YOUR INSTRUCTIONS:
Your answer should be every line of the records that contains the word "Memory".

(Saved entries)
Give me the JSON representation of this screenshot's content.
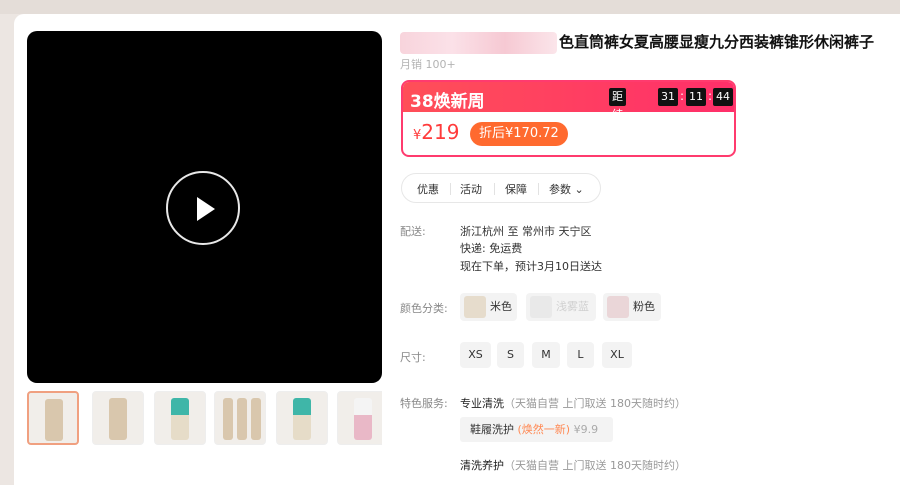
{
  "product": {
    "title": "色直筒裤女夏高腰显瘦九分西装裤锥形休闲裤子",
    "sales": "月销 100+"
  },
  "promo": {
    "name": "38焕新周",
    "ends_label": "距结束",
    "countdown": [
      "31",
      "11",
      "44"
    ],
    "currency": "¥",
    "price": "219",
    "after_price": "折后¥170.72"
  },
  "tabs": [
    "优惠",
    "活动",
    "保障",
    "参数"
  ],
  "delivery": {
    "label": "配送:",
    "route": "浙江杭州 至 常州市 天宁区",
    "shipping": "快递: 免运费",
    "eta": "现在下单，预计3月10日送达"
  },
  "colors": {
    "label": "颜色分类:",
    "options": [
      "米色",
      "浅雾蓝",
      "粉色"
    ]
  },
  "sizes": {
    "label": "尺寸:",
    "options": [
      "XS",
      "S",
      "M",
      "L",
      "XL"
    ]
  },
  "services": {
    "label": "特色服务:",
    "items": [
      {
        "name": "专业清洗",
        "note": "（天猫自营 上门取送 180天随时约）"
      },
      {
        "name": "清洗养护",
        "note": "（天猫自营 上门取送 180天随时约）"
      }
    ],
    "chip": {
      "name": "鞋履洗护",
      "highlight": "(焕然一新)",
      "price": "¥9.9"
    }
  },
  "accent_colors": {
    "promo": "#ff3b6e",
    "price": "#ff3b3b",
    "discount": "#ff6a2f"
  }
}
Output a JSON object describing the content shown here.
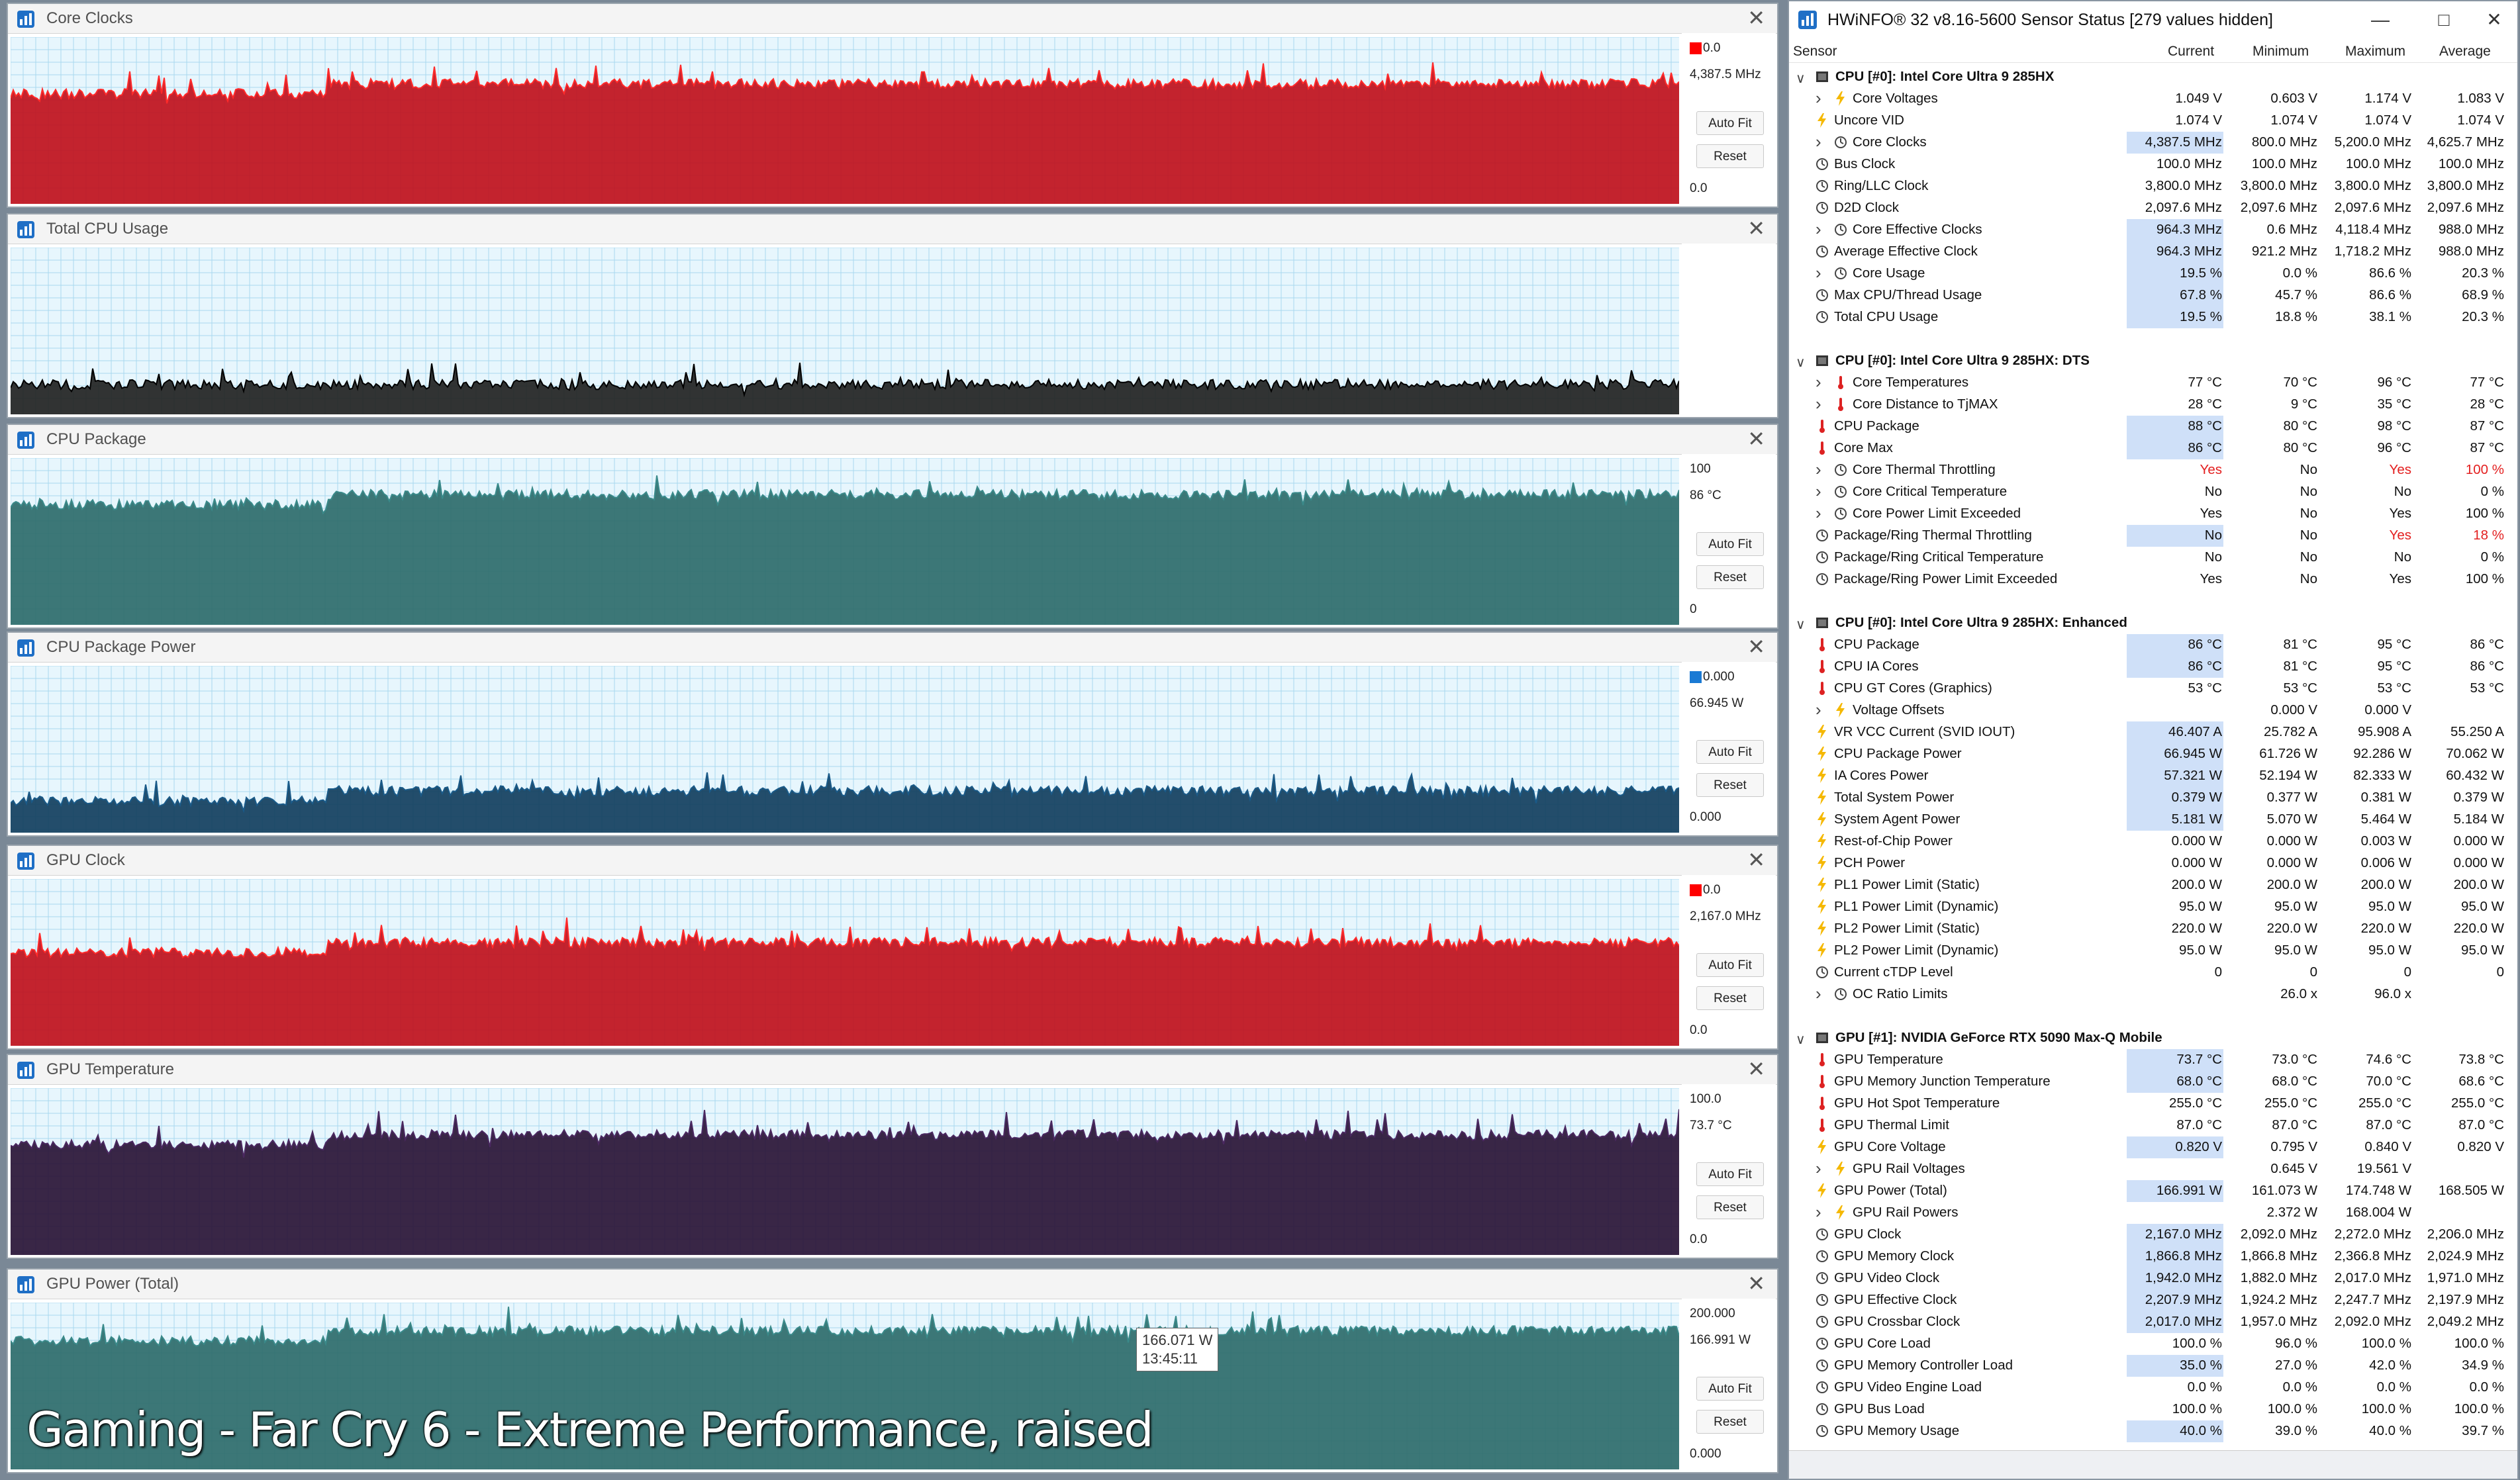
{
  "caption": "Gaming - Far Cry 6 - Extreme Performance, raised",
  "graphs": [
    {
      "name": "Core Clocks",
      "max": "0.0",
      "current": "4,387.5 MHz",
      "min": "0.0",
      "auto_fit": "Auto Fit",
      "reset": "Reset",
      "fill": "#c0101c",
      "line": "#ff2a2a",
      "swatch": "#ff0000",
      "level": 0.72,
      "show_swatch": true
    },
    {
      "name": "Total CPU Usage",
      "max": "",
      "current": "",
      "min": "",
      "auto_fit": "",
      "reset": "",
      "fill": "#222222",
      "line": "#000000",
      "swatch": "",
      "level": 0.18,
      "show_swatch": false
    },
    {
      "name": "CPU Package",
      "max": "100",
      "current": "86 °C",
      "min": "0",
      "auto_fit": "Auto Fit",
      "reset": "Reset",
      "fill": "#2e6b6b",
      "line": "#3a8a8a",
      "swatch": "",
      "level": 0.78,
      "show_swatch": false
    },
    {
      "name": "CPU Package Power",
      "max": "0.000",
      "current": "66.945 W",
      "min": "0.000",
      "auto_fit": "Auto Fit",
      "reset": "Reset",
      "fill": "#123e5e",
      "line": "#1a5a88",
      "swatch": "#1a7ad4",
      "level": 0.25,
      "show_swatch": true
    },
    {
      "name": "GPU Clock",
      "max": "0.0",
      "current": "2,167.0 MHz",
      "min": "0.0",
      "auto_fit": "Auto Fit",
      "reset": "Reset",
      "fill": "#c0101c",
      "line": "#ff2a2a",
      "swatch": "#ff0000",
      "level": 0.62,
      "show_swatch": true
    },
    {
      "name": "GPU Temperature",
      "max": "100.0",
      "current": "73.7 °C",
      "min": "0.0",
      "auto_fit": "Auto Fit",
      "reset": "Reset",
      "fill": "#2a1436",
      "line": "#4a2860",
      "swatch": "",
      "level": 0.72,
      "show_swatch": false
    },
    {
      "name": "GPU Power (Total)",
      "max": "200.000",
      "current": "166.991 W",
      "min": "0.000",
      "auto_fit": "Auto Fit",
      "reset": "Reset",
      "fill": "#2e6b6b",
      "line": "#3a8a8a",
      "swatch": "",
      "level": 0.83,
      "show_swatch": false
    }
  ],
  "tooltip": {
    "value": "166.071 W",
    "time": "13:45:11"
  },
  "sensor": {
    "title": "HWiNFO® 32 v8.16-5600 Sensor Status [279 values hidden]",
    "columns": {
      "sensor": "Sensor",
      "current": "Current",
      "minimum": "Minimum",
      "maximum": "Maximum",
      "average": "Average"
    },
    "rows": [
      {
        "t": "header",
        "label": "CPU [#0]: Intel Core Ultra 9 285HX"
      },
      {
        "t": "volt",
        "ind": 2,
        "label": "Core Voltages",
        "cur": "1.049 V",
        "min": "0.603 V",
        "max": "1.174 V",
        "avg": "1.083 V"
      },
      {
        "t": "volt",
        "ind": 1,
        "label": "Uncore VID",
        "cur": "1.074 V",
        "min": "1.074 V",
        "max": "1.074 V",
        "avg": "1.074 V"
      },
      {
        "t": "clock",
        "ind": 2,
        "label": "Core Clocks",
        "cur": "4,387.5 MHz",
        "min": "800.0 MHz",
        "max": "5,200.0 MHz",
        "avg": "4,625.7 MHz",
        "hl": true
      },
      {
        "t": "clock",
        "ind": 1,
        "label": "Bus Clock",
        "cur": "100.0 MHz",
        "min": "100.0 MHz",
        "max": "100.0 MHz",
        "avg": "100.0 MHz"
      },
      {
        "t": "clock",
        "ind": 1,
        "label": "Ring/LLC Clock",
        "cur": "3,800.0 MHz",
        "min": "3,800.0 MHz",
        "max": "3,800.0 MHz",
        "avg": "3,800.0 MHz"
      },
      {
        "t": "clock",
        "ind": 1,
        "label": "D2D Clock",
        "cur": "2,097.6 MHz",
        "min": "2,097.6 MHz",
        "max": "2,097.6 MHz",
        "avg": "2,097.6 MHz"
      },
      {
        "t": "clock",
        "ind": 2,
        "label": "Core Effective Clocks",
        "cur": "964.3 MHz",
        "min": "0.6 MHz",
        "max": "4,118.4 MHz",
        "avg": "988.0 MHz",
        "hl": true
      },
      {
        "t": "clock",
        "ind": 1,
        "label": "Average Effective Clock",
        "cur": "964.3 MHz",
        "min": "921.2 MHz",
        "max": "1,718.2 MHz",
        "avg": "988.0 MHz",
        "hl": true
      },
      {
        "t": "clock",
        "ind": 2,
        "label": "Core Usage",
        "cur": "19.5 %",
        "min": "0.0 %",
        "max": "86.6 %",
        "avg": "20.3 %",
        "hl": true
      },
      {
        "t": "clock",
        "ind": 1,
        "label": "Max CPU/Thread Usage",
        "cur": "67.8 %",
        "min": "45.7 %",
        "max": "86.6 %",
        "avg": "68.9 %",
        "hl": true
      },
      {
        "t": "clock",
        "ind": 1,
        "label": "Total CPU Usage",
        "cur": "19.5 %",
        "min": "18.8 %",
        "max": "38.1 %",
        "avg": "20.3 %",
        "hl": true
      },
      {
        "t": "blank"
      },
      {
        "t": "header",
        "label": "CPU [#0]: Intel Core Ultra 9 285HX: DTS"
      },
      {
        "t": "temp",
        "ind": 2,
        "label": "Core Temperatures",
        "cur": "77 °C",
        "min": "70 °C",
        "max": "96 °C",
        "avg": "77 °C"
      },
      {
        "t": "temp",
        "ind": 2,
        "label": "Core Distance to TjMAX",
        "cur": "28 °C",
        "min": "9 °C",
        "max": "35 °C",
        "avg": "28 °C"
      },
      {
        "t": "temp",
        "ind": 1,
        "label": "CPU Package",
        "cur": "88 °C",
        "min": "80 °C",
        "max": "98 °C",
        "avg": "87 °C",
        "hl": true
      },
      {
        "t": "temp",
        "ind": 1,
        "label": "Core Max",
        "cur": "86 °C",
        "min": "80 °C",
        "max": "96 °C",
        "avg": "87 °C",
        "hl": true
      },
      {
        "t": "clock",
        "ind": 2,
        "label": "Core Thermal Throttling",
        "cur": "Yes",
        "min": "No",
        "max": "Yes",
        "avg": "100 %",
        "red": [
          true,
          false,
          true,
          true
        ]
      },
      {
        "t": "clock",
        "ind": 2,
        "label": "Core Critical Temperature",
        "cur": "No",
        "min": "No",
        "max": "No",
        "avg": "0 %"
      },
      {
        "t": "clock",
        "ind": 2,
        "label": "Core Power Limit Exceeded",
        "cur": "Yes",
        "min": "No",
        "max": "Yes",
        "avg": "100 %"
      },
      {
        "t": "clock",
        "ind": 1,
        "label": "Package/Ring Thermal Throttling",
        "cur": "No",
        "min": "No",
        "max": "Yes",
        "avg": "18 %",
        "hl": true,
        "red": [
          false,
          false,
          true,
          true
        ]
      },
      {
        "t": "clock",
        "ind": 1,
        "label": "Package/Ring Critical Temperature",
        "cur": "No",
        "min": "No",
        "max": "No",
        "avg": "0 %"
      },
      {
        "t": "clock",
        "ind": 1,
        "label": "Package/Ring Power Limit Exceeded",
        "cur": "Yes",
        "min": "No",
        "max": "Yes",
        "avg": "100 %"
      },
      {
        "t": "blank"
      },
      {
        "t": "header",
        "label": "CPU [#0]: Intel Core Ultra 9 285HX: Enhanced"
      },
      {
        "t": "temp",
        "ind": 1,
        "label": "CPU Package",
        "cur": "86 °C",
        "min": "81 °C",
        "max": "95 °C",
        "avg": "86 °C",
        "hl": true
      },
      {
        "t": "temp",
        "ind": 1,
        "label": "CPU IA Cores",
        "cur": "86 °C",
        "min": "81 °C",
        "max": "95 °C",
        "avg": "86 °C",
        "hl": true
      },
      {
        "t": "temp",
        "ind": 1,
        "label": "CPU GT Cores (Graphics)",
        "cur": "53 °C",
        "min": "53 °C",
        "max": "53 °C",
        "avg": "53 °C"
      },
      {
        "t": "volt",
        "ind": 2,
        "label": "Voltage Offsets",
        "cur": "",
        "min": "0.000 V",
        "max": "0.000 V",
        "avg": ""
      },
      {
        "t": "volt",
        "ind": 1,
        "label": "VR VCC Current (SVID IOUT)",
        "cur": "46.407 A",
        "min": "25.782 A",
        "max": "95.908 A",
        "avg": "55.250 A",
        "hl": true
      },
      {
        "t": "volt",
        "ind": 1,
        "label": "CPU Package Power",
        "cur": "66.945 W",
        "min": "61.726 W",
        "max": "92.286 W",
        "avg": "70.062 W",
        "hl": true
      },
      {
        "t": "volt",
        "ind": 1,
        "label": "IA Cores Power",
        "cur": "57.321 W",
        "min": "52.194 W",
        "max": "82.333 W",
        "avg": "60.432 W",
        "hl": true
      },
      {
        "t": "volt",
        "ind": 1,
        "label": "Total System Power",
        "cur": "0.379 W",
        "min": "0.377 W",
        "max": "0.381 W",
        "avg": "0.379 W",
        "hl": true
      },
      {
        "t": "volt",
        "ind": 1,
        "label": "System Agent Power",
        "cur": "5.181 W",
        "min": "5.070 W",
        "max": "5.464 W",
        "avg": "5.184 W",
        "hl": true
      },
      {
        "t": "volt",
        "ind": 1,
        "label": "Rest-of-Chip Power",
        "cur": "0.000 W",
        "min": "0.000 W",
        "max": "0.003 W",
        "avg": "0.000 W"
      },
      {
        "t": "volt",
        "ind": 1,
        "label": "PCH Power",
        "cur": "0.000 W",
        "min": "0.000 W",
        "max": "0.006 W",
        "avg": "0.000 W"
      },
      {
        "t": "volt",
        "ind": 1,
        "label": "PL1 Power Limit (Static)",
        "cur": "200.0 W",
        "min": "200.0 W",
        "max": "200.0 W",
        "avg": "200.0 W"
      },
      {
        "t": "volt",
        "ind": 1,
        "label": "PL1 Power Limit (Dynamic)",
        "cur": "95.0 W",
        "min": "95.0 W",
        "max": "95.0 W",
        "avg": "95.0 W"
      },
      {
        "t": "volt",
        "ind": 1,
        "label": "PL2 Power Limit (Static)",
        "cur": "220.0 W",
        "min": "220.0 W",
        "max": "220.0 W",
        "avg": "220.0 W"
      },
      {
        "t": "volt",
        "ind": 1,
        "label": "PL2 Power Limit (Dynamic)",
        "cur": "95.0 W",
        "min": "95.0 W",
        "max": "95.0 W",
        "avg": "95.0 W"
      },
      {
        "t": "clock",
        "ind": 1,
        "label": "Current cTDP Level",
        "cur": "0",
        "min": "0",
        "max": "0",
        "avg": "0"
      },
      {
        "t": "clock",
        "ind": 2,
        "label": "OC Ratio Limits",
        "cur": "",
        "min": "26.0 x",
        "max": "96.0 x",
        "avg": ""
      },
      {
        "t": "blank"
      },
      {
        "t": "header",
        "label": "GPU [#1]: NVIDIA  GeForce RTX 5090 Max-Q Mobile"
      },
      {
        "t": "temp",
        "ind": 1,
        "label": "GPU Temperature",
        "cur": "73.7 °C",
        "min": "73.0 °C",
        "max": "74.6 °C",
        "avg": "73.8 °C",
        "hl": true
      },
      {
        "t": "temp",
        "ind": 1,
        "label": "GPU Memory Junction Temperature",
        "cur": "68.0 °C",
        "min": "68.0 °C",
        "max": "70.0 °C",
        "avg": "68.6 °C",
        "hl": true
      },
      {
        "t": "temp",
        "ind": 1,
        "label": "GPU Hot Spot Temperature",
        "cur": "255.0 °C",
        "min": "255.0 °C",
        "max": "255.0 °C",
        "avg": "255.0 °C"
      },
      {
        "t": "temp",
        "ind": 1,
        "label": "GPU Thermal Limit",
        "cur": "87.0 °C",
        "min": "87.0 °C",
        "max": "87.0 °C",
        "avg": "87.0 °C"
      },
      {
        "t": "volt",
        "ind": 1,
        "label": "GPU Core Voltage",
        "cur": "0.820 V",
        "min": "0.795 V",
        "max": "0.840 V",
        "avg": "0.820 V",
        "hl": true
      },
      {
        "t": "volt",
        "ind": 2,
        "label": "GPU Rail Voltages",
        "cur": "",
        "min": "0.645 V",
        "max": "19.561 V",
        "avg": ""
      },
      {
        "t": "volt",
        "ind": 1,
        "label": "GPU Power (Total)",
        "cur": "166.991 W",
        "min": "161.073 W",
        "max": "174.748 W",
        "avg": "168.505 W",
        "hl": true
      },
      {
        "t": "volt",
        "ind": 2,
        "label": "GPU Rail Powers",
        "cur": "",
        "min": "2.372 W",
        "max": "168.004 W",
        "avg": ""
      },
      {
        "t": "clock",
        "ind": 1,
        "label": "GPU Clock",
        "cur": "2,167.0 MHz",
        "min": "2,092.0 MHz",
        "max": "2,272.0 MHz",
        "avg": "2,206.0 MHz",
        "hl": true
      },
      {
        "t": "clock",
        "ind": 1,
        "label": "GPU Memory Clock",
        "cur": "1,866.8 MHz",
        "min": "1,866.8 MHz",
        "max": "2,366.8 MHz",
        "avg": "2,024.9 MHz",
        "hl": true
      },
      {
        "t": "clock",
        "ind": 1,
        "label": "GPU Video Clock",
        "cur": "1,942.0 MHz",
        "min": "1,882.0 MHz",
        "max": "2,017.0 MHz",
        "avg": "1,971.0 MHz",
        "hl": true
      },
      {
        "t": "clock",
        "ind": 1,
        "label": "GPU Effective Clock",
        "cur": "2,207.9 MHz",
        "min": "1,924.2 MHz",
        "max": "2,247.7 MHz",
        "avg": "2,197.9 MHz",
        "hl": true
      },
      {
        "t": "clock",
        "ind": 1,
        "label": "GPU Crossbar Clock",
        "cur": "2,017.0 MHz",
        "min": "1,957.0 MHz",
        "max": "2,092.0 MHz",
        "avg": "2,049.2 MHz",
        "hl": true
      },
      {
        "t": "clock",
        "ind": 1,
        "label": "GPU Core Load",
        "cur": "100.0 %",
        "min": "96.0 %",
        "max": "100.0 %",
        "avg": "100.0 %"
      },
      {
        "t": "clock",
        "ind": 1,
        "label": "GPU Memory Controller Load",
        "cur": "35.0 %",
        "min": "27.0 %",
        "max": "42.0 %",
        "avg": "34.9 %",
        "hl": true
      },
      {
        "t": "clock",
        "ind": 1,
        "label": "GPU Video Engine Load",
        "cur": "0.0 %",
        "min": "0.0 %",
        "max": "0.0 %",
        "avg": "0.0 %"
      },
      {
        "t": "clock",
        "ind": 1,
        "label": "GPU Bus Load",
        "cur": "100.0 %",
        "min": "100.0 %",
        "max": "100.0 %",
        "avg": "100.0 %"
      },
      {
        "t": "clock",
        "ind": 1,
        "label": "GPU Memory Usage",
        "cur": "40.0 %",
        "min": "39.0 %",
        "max": "40.0 %",
        "avg": "39.7 %",
        "hl": true
      }
    ]
  }
}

SOLUTION TO THE EXERCISE:
        "label": "GPU Memory Junction Temperature",
        "label": "GPU Memory Clock",
        "label": "GPU Memory Controller Load",
        "label": "GPU Memory Usage",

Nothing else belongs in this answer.